(Data about app and page elements)
Content starts

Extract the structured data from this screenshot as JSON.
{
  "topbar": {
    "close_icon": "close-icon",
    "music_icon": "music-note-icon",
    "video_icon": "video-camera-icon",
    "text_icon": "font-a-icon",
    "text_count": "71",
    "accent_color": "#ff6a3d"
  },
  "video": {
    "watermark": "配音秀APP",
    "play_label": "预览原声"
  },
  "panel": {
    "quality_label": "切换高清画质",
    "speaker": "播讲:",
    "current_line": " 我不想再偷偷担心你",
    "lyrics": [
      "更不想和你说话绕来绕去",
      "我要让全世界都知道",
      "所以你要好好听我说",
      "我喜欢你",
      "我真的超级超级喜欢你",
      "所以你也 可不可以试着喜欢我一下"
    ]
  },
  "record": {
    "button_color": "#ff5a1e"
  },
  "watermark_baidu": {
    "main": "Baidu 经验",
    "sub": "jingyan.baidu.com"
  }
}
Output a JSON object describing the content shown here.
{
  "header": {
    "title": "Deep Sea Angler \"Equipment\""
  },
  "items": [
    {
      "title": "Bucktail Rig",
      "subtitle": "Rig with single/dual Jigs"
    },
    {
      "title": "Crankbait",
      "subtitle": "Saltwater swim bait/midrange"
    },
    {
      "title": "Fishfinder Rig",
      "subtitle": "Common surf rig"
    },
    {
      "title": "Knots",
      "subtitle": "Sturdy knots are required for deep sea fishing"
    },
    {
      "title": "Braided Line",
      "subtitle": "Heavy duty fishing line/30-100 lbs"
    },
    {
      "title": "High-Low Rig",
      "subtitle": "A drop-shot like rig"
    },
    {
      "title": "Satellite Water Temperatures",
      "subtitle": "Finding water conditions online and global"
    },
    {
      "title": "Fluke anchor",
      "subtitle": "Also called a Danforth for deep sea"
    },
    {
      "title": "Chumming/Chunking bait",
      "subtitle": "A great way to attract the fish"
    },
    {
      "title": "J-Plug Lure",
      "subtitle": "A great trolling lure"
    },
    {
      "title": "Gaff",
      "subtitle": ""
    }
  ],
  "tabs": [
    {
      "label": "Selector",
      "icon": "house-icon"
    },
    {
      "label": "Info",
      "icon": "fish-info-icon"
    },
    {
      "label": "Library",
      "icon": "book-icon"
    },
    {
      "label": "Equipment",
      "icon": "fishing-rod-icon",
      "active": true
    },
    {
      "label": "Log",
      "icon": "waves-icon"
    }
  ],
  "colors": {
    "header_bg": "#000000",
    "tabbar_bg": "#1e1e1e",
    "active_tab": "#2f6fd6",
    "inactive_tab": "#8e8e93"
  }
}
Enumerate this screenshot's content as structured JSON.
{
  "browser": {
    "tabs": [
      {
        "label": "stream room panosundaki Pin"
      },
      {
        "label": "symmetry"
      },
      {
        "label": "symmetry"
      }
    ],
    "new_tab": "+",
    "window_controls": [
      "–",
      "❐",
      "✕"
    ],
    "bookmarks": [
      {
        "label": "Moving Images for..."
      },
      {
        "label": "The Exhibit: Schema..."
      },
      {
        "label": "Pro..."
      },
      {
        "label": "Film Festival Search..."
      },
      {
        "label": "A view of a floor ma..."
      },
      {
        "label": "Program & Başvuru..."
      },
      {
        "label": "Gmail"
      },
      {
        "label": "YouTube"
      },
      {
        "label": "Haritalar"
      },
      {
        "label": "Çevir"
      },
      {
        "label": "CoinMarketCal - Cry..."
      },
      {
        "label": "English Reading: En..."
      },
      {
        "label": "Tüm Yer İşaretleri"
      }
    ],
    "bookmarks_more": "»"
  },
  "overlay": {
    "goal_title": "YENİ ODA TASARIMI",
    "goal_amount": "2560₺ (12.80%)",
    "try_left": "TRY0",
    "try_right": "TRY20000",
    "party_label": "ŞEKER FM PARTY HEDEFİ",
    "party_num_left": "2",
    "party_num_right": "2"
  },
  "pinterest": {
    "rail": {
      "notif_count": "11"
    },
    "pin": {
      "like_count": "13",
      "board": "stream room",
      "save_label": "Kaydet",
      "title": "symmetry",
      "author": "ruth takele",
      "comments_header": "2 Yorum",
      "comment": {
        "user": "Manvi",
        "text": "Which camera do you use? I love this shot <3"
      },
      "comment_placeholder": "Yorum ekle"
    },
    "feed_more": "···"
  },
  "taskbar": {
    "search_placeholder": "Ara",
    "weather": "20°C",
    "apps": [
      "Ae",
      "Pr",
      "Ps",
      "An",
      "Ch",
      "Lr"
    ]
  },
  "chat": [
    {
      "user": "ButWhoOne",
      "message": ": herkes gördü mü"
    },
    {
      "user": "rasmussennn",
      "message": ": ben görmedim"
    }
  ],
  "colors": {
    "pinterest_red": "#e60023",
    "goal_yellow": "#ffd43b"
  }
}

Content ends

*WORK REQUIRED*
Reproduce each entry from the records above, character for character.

*RESPONSE*
Extract the structured data from this screenshot as JSON.
{
  "topbar": {
    "close_icon": "close-icon",
    "music_icon": "music-note-icon",
    "video_icon": "video-camera-icon",
    "text_icon": "font-a-icon",
    "text_count": "71",
    "accent_color": "#ff6a3d"
  },
  "video": {
    "watermark": "配音秀APP",
    "play_label": "预览原声"
  },
  "panel": {
    "quality_label": "切换高清画质",
    "speaker": "播讲:",
    "current_line": " 我不想再偷偷担心你",
    "lyrics": [
      "更不想和你说话绕来绕去",
      "我要让全世界都知道",
      "所以你要好好听我说",
      "我喜欢你",
      "我真的超级超级喜欢你",
      "所以你也 可不可以试着喜欢我一下"
    ]
  },
  "record": {
    "button_color": "#ff5a1e"
  },
  "watermark_baidu": {
    "main": "Baidu 经验",
    "sub": "jingyan.baidu.com"
  }
}
Output a JSON object describing the content shown here.
{
  "header": {
    "title": "Deep Sea Angler \"Equipment\""
  },
  "items": [
    {
      "title": "Bucktail Rig",
      "subtitle": "Rig with single/dual Jigs"
    },
    {
      "title": "Crankbait",
      "subtitle": "Saltwater swim bait/midrange"
    },
    {
      "title": "Fishfinder Rig",
      "subtitle": "Common surf rig"
    },
    {
      "title": "Knots",
      "subtitle": "Sturdy knots are required for deep sea fishing"
    },
    {
      "title": "Braided Line",
      "subtitle": "Heavy duty fishing line/30-100 lbs"
    },
    {
      "title": "High-Low Rig",
      "subtitle": "A drop-shot like rig"
    },
    {
      "title": "Satellite Water Temperatures",
      "subtitle": "Finding water conditions online and global"
    },
    {
      "title": "Fluke anchor",
      "subtitle": "Also called a Danforth for deep sea"
    },
    {
      "title": "Chumming/Chunking bait",
      "subtitle": "A great way to attract the fish"
    },
    {
      "title": "J-Plug Lure",
      "subtitle": "A great trolling lure"
    },
    {
      "title": "Gaff",
      "subtitle": ""
    }
  ],
  "tabs": [
    {
      "label": "Selector",
      "icon": "house-icon"
    },
    {
      "label": "Info",
      "icon": "fish-info-icon"
    },
    {
      "label": "Library",
      "icon": "book-icon"
    },
    {
      "label": "Equipment",
      "icon": "fishing-rod-icon",
      "active": true
    },
    {
      "label": "Log",
      "icon": "waves-icon"
    }
  ],
  "colors": {
    "header_bg": "#000000",
    "tabbar_bg": "#1e1e1e",
    "active_tab": "#2f6fd6",
    "inactive_tab": "#8e8e93"
  }
}
Enumerate this screenshot's content as structured JSON.
{
  "browser": {
    "tabs": [
      {
        "label": "stream room panosundaki Pin"
      },
      {
        "label": "symmetry"
      },
      {
        "label": "symmetry"
      }
    ],
    "new_tab": "+",
    "window_controls": [
      "–",
      "❐",
      "✕"
    ],
    "bookmarks": [
      {
        "label": "Moving Images for..."
      },
      {
        "label": "The Exhibit: Schema..."
      },
      {
        "label": "Pro..."
      },
      {
        "label": "Film Festival Search..."
      },
      {
        "label": "A view of a floor ma..."
      },
      {
        "label": "Program & Başvuru..."
      },
      {
        "label": "Gmail"
      },
      {
        "label": "YouTube"
      },
      {
        "label": "Haritalar"
      },
      {
        "label": "Çevir"
      },
      {
        "label": "CoinMarketCal - Cry..."
      },
      {
        "label": "English Reading: En..."
      },
      {
        "label": "Tüm Yer İşaretleri"
      }
    ],
    "bookmarks_more": "»"
  },
  "overlay": {
    "goal_title": "YENİ ODA TASARIMI",
    "goal_amount": "2560₺ (12.80%)",
    "try_left": "TRY0",
    "try_right": "TRY20000",
    "party_label": "ŞEKER FM PARTY HEDEFİ",
    "party_num_left": "2",
    "party_num_right": "2"
  },
  "pinterest": {
    "rail": {
      "notif_count": "11"
    },
    "pin": {
      "like_count": "13",
      "board": "stream room",
      "save_label": "Kaydet",
      "title": "symmetry",
      "author": "ruth takele",
      "comments_header": "2 Yorum",
      "comment": {
        "user": "Manvi",
        "text": "Which camera do you use? I love this shot <3"
      },
      "comment_placeholder": "Yorum ekle"
    },
    "feed_more": "···"
  },
  "taskbar": {
    "search_placeholder": "Ara",
    "weather": "20°C",
    "apps": [
      "Ae",
      "Pr",
      "Ps",
      "An",
      "Ch",
      "Lr"
    ]
  },
  "chat": [
    {
      "user": "ButWhoOne",
      "message": ": herkes gördü mü"
    },
    {
      "user": "rasmussennn",
      "message": ": ben görmedim"
    }
  ],
  "colors": {
    "pinterest_red": "#e60023",
    "goal_yellow": "#ffd43b"
  }
}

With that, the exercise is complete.